This webinar on Wildfires and Air Quality is part two of a two-part webinar on wildfires and addressing air impacts. This webinar will focus on the Smoke Sense citizen science project, and the Smoke Ready Communities Research Study. Part one will be/was held on April 8, which focused on AirNow Fire and Smoke Map, and Sensors for Community Smoke Monitoring.
These webinars are part of the U.S. EPA Environmental Justice Webinar Series for Tribes and Indigenous Peoples – to build the capacity of tribal governments, indigenous peoples and other environmental justice practitioners, and discuss priority EJ issues of interest to tribes and indigenous peoples.Continue Reading
This webinar will be focused on the AirNow Fire and Smoke Map, and how air sensors can be used in a community smoke monitor network to measure how much smoke is entering indoor spaces. Part two of the webinar will focus on SmokeSense and Smoke Ready Communities, scheduled for April 21.
These webinars are part of the U.S. EPA Environmental Justice Webinar Series for Tribes and Indigenous Peoples – to build the capacity of tribal governments, indigenous peoples and other environmental justice practitioners, and discuss priority EJ issues of interest to tribes and indigenous peoples.

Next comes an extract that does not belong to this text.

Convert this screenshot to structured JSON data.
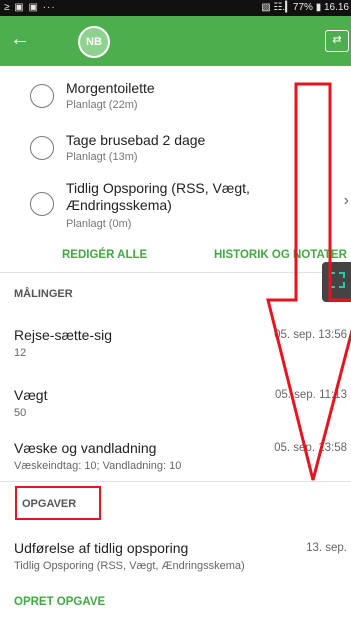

The webinar will outline recommendations for working with Indigenous communities based on the knowledge that long term relationship building with these communities is the foundation upon which educational programs, research collaborations, and other initiatives must be co-created. This presentation seeks to define best practices in approach and process for establishing and maintaining effective collaborations with Indigenous communities that respect sovereignty and self-determination and which have application across many types of efforts. These practices will have a lasting impact on Equity, Diversity and Inclusion at universities, professional societies, educational organizations, and agencies, on the STEM workforce broadly, and for Indigenous youth and communities toward realization of their dreams and aspirations.Continue Reading